(Dataset rows for apps and sites)
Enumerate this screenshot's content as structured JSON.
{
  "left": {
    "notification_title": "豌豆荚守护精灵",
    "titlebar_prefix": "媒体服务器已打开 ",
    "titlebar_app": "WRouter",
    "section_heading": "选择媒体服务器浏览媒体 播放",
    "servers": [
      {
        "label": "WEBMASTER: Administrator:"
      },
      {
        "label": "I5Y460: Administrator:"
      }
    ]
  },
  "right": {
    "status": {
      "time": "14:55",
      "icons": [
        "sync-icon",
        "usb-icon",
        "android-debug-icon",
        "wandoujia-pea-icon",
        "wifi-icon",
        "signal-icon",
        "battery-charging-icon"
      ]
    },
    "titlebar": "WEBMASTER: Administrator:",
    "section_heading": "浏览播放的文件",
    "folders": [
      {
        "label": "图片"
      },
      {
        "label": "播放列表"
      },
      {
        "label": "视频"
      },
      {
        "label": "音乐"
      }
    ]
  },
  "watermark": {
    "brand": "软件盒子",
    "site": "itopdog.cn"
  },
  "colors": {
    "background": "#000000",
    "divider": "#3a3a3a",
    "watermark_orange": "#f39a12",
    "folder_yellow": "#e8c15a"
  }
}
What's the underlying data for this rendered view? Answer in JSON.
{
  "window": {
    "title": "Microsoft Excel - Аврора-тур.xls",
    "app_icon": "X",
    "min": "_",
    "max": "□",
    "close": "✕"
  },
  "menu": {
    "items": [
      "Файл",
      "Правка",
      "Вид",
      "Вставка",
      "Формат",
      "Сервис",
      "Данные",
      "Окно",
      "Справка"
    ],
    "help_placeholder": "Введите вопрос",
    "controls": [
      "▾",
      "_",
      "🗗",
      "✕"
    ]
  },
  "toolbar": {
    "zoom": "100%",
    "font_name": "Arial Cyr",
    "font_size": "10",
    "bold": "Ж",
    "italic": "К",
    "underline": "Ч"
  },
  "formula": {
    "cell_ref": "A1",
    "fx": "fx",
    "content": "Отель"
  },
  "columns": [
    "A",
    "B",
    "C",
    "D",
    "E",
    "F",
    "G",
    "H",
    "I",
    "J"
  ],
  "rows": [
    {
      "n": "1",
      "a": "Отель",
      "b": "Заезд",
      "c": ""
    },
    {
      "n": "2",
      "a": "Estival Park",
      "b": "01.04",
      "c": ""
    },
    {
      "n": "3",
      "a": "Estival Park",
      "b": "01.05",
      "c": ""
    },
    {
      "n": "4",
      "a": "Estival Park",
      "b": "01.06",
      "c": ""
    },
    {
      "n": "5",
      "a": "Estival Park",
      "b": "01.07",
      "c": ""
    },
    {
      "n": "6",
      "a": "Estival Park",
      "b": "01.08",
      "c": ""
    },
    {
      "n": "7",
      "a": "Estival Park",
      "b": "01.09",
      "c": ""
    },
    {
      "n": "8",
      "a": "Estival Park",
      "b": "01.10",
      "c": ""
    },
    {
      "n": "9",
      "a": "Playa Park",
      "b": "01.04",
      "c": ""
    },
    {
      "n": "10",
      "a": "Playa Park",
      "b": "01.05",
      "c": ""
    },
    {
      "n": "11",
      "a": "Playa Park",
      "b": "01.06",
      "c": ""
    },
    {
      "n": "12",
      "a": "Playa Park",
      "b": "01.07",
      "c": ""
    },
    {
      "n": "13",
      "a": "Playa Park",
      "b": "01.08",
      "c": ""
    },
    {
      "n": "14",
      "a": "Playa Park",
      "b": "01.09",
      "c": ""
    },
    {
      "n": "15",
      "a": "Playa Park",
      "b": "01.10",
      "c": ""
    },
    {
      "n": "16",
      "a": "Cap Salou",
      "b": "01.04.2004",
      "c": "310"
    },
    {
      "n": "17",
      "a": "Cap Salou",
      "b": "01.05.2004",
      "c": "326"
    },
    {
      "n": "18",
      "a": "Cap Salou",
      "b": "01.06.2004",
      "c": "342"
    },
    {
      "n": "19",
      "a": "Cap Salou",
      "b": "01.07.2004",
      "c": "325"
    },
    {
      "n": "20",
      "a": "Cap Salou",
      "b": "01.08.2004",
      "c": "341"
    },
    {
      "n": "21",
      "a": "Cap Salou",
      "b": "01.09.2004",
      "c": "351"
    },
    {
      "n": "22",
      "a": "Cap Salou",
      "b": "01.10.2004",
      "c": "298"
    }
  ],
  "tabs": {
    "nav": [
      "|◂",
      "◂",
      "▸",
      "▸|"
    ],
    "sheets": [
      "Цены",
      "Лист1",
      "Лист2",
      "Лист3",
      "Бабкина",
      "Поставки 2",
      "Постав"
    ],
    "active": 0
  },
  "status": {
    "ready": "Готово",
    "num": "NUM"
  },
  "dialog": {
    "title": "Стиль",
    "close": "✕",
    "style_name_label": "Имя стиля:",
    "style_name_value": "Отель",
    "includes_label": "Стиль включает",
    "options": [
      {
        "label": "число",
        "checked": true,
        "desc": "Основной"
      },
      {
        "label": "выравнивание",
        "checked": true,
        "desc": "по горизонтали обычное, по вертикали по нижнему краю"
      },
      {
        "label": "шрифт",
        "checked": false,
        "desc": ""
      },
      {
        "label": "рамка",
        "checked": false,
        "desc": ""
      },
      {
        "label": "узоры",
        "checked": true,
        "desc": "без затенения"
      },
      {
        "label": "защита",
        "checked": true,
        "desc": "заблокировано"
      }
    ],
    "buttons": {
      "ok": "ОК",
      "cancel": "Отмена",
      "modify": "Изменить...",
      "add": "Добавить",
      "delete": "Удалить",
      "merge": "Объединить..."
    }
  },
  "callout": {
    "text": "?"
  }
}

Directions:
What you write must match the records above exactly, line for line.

The completed task:
Enumerate this screenshot's content as structured JSON.
{
  "left": {
    "notification_title": "豌豆荚守护精灵",
    "titlebar_prefix": "媒体服务器已打开 ",
    "titlebar_app": "WRouter",
    "section_heading": "选择媒体服务器浏览媒体 播放",
    "servers": [
      {
        "label": "WEBMASTER: Administrator:"
      },
      {
        "label": "I5Y460: Administrator:"
      }
    ]
  },
  "right": {
    "status": {
      "time": "14:55",
      "icons": [
        "sync-icon",
        "usb-icon",
        "android-debug-icon",
        "wandoujia-pea-icon",
        "wifi-icon",
        "signal-icon",
        "battery-charging-icon"
      ]
    },
    "titlebar": "WEBMASTER: Administrator:",
    "section_heading": "浏览播放的文件",
    "folders": [
      {
        "label": "图片"
      },
      {
        "label": "播放列表"
      },
      {
        "label": "视频"
      },
      {
        "label": "音乐"
      }
    ]
  },
  "watermark": {
    "brand": "软件盒子",
    "site": "itopdog.cn"
  },
  "colors": {
    "background": "#000000",
    "divider": "#3a3a3a",
    "watermark_orange": "#f39a12",
    "folder_yellow": "#e8c15a"
  }
}
What's the underlying data for this rendered view? Answer in JSON.
{
  "window": {
    "title": "Microsoft Excel - Аврора-тур.xls",
    "app_icon": "X",
    "min": "_",
    "max": "□",
    "close": "✕"
  },
  "menu": {
    "items": [
      "Файл",
      "Правка",
      "Вид",
      "Вставка",
      "Формат",
      "Сервис",
      "Данные",
      "Окно",
      "Справка"
    ],
    "help_placeholder": "Введите вопрос",
    "controls": [
      "▾",
      "_",
      "🗗",
      "✕"
    ]
  },
  "toolbar": {
    "zoom": "100%",
    "font_name": "Arial Cyr",
    "font_size": "10",
    "bold": "Ж",
    "italic": "К",
    "underline": "Ч"
  },
  "formula": {
    "cell_ref": "A1",
    "fx": "fx",
    "content": "Отель"
  },
  "columns": [
    "A",
    "B",
    "C",
    "D",
    "E",
    "F",
    "G",
    "H",
    "I",
    "J"
  ],
  "rows": [
    {
      "n": "1",
      "a": "Отель",
      "b": "Заезд",
      "c": ""
    },
    {
      "n": "2",
      "a": "Estival Park",
      "b": "01.04",
      "c": ""
    },
    {
      "n": "3",
      "a": "Estival Park",
      "b": "01.05",
      "c": ""
    },
    {
      "n": "4",
      "a": "Estival Park",
      "b": "01.06",
      "c": ""
    },
    {
      "n": "5",
      "a": "Estival Park",
      "b": "01.07",
      "c": ""
    },
    {
      "n": "6",
      "a": "Estival Park",
      "b": "01.08",
      "c": ""
    },
    {
      "n": "7",
      "a": "Estival Park",
      "b": "01.09",
      "c": ""
    },
    {
      "n": "8",
      "a": "Estival Park",
      "b": "01.10",
      "c": ""
    },
    {
      "n": "9",
      "a": "Playa Park",
      "b": "01.04",
      "c": ""
    },
    {
      "n": "10",
      "a": "Playa Park",
      "b": "01.05",
      "c": ""
    },
    {
      "n": "11",
      "a": "Playa Park",
      "b": "01.06",
      "c": ""
    },
    {
      "n": "12",
      "a": "Playa Park",
      "b": "01.07",
      "c": ""
    },
    {
      "n": "13",
      "a": "Playa Park",
      "b": "01.08",
      "c": ""
    },
    {
      "n": "14",
      "a": "Playa Park",
      "b": "01.09",
      "c": ""
    },
    {
      "n": "15",
      "a": "Playa Park",
      "b": "01.10",
      "c": ""
    },
    {
      "n": "16",
      "a": "Cap Salou",
      "b": "01.04.2004",
      "c": "310"
    },
    {
      "n": "17",
      "a": "Cap Salou",
      "b": "01.05.2004",
      "c": "326"
    },
    {
      "n": "18",
      "a": "Cap Salou",
      "b": "01.06.2004",
      "c": "342"
    },
    {
      "n": "19",
      "a": "Cap Salou",
      "b": "01.07.2004",
      "c": "325"
    },
    {
      "n": "20",
      "a": "Cap Salou",
      "b": "01.08.2004",
      "c": "341"
    },
    {
      "n": "21",
      "a": "Cap Salou",
      "b": "01.09.2004",
      "c": "351"
    },
    {
      "n": "22",
      "a": "Cap Salou",
      "b": "01.10.2004",
      "c": "298"
    }
  ],
  "tabs": {
    "nav": [
      "|◂",
      "◂",
      "▸",
      "▸|"
    ],
    "sheets": [
      "Цены",
      "Лист1",
      "Лист2",
      "Лист3",
      "Бабкина",
      "Поставки 2",
      "Постав"
    ],
    "active": 0
  },
  "status": {
    "ready": "Готово",
    "num": "NUM"
  },
  "dialog": {
    "title": "Стиль",
    "close": "✕",
    "style_name_label": "Имя стиля:",
    "style_name_value": "Отель",
    "includes_label": "Стиль включает",
    "options": [
      {
        "label": "число",
        "checked": true,
        "desc": "Основной"
      },
      {
        "label": "выравнивание",
        "checked": true,
        "desc": "по горизонтали обычное, по вертикали по нижнему краю"
      },
      {
        "label": "шрифт",
        "checked": false,
        "desc": ""
      },
      {
        "label": "рамка",
        "checked": false,
        "desc": ""
      },
      {
        "label": "узоры",
        "checked": true,
        "desc": "без затенения"
      },
      {
        "label": "защита",
        "checked": true,
        "desc": "заблокировано"
      }
    ],
    "buttons": {
      "ok": "ОК",
      "cancel": "Отмена",
      "modify": "Изменить...",
      "add": "Добавить",
      "delete": "Удалить",
      "merge": "Объединить..."
    }
  },
  "callout": {
    "text": "?"
  }
}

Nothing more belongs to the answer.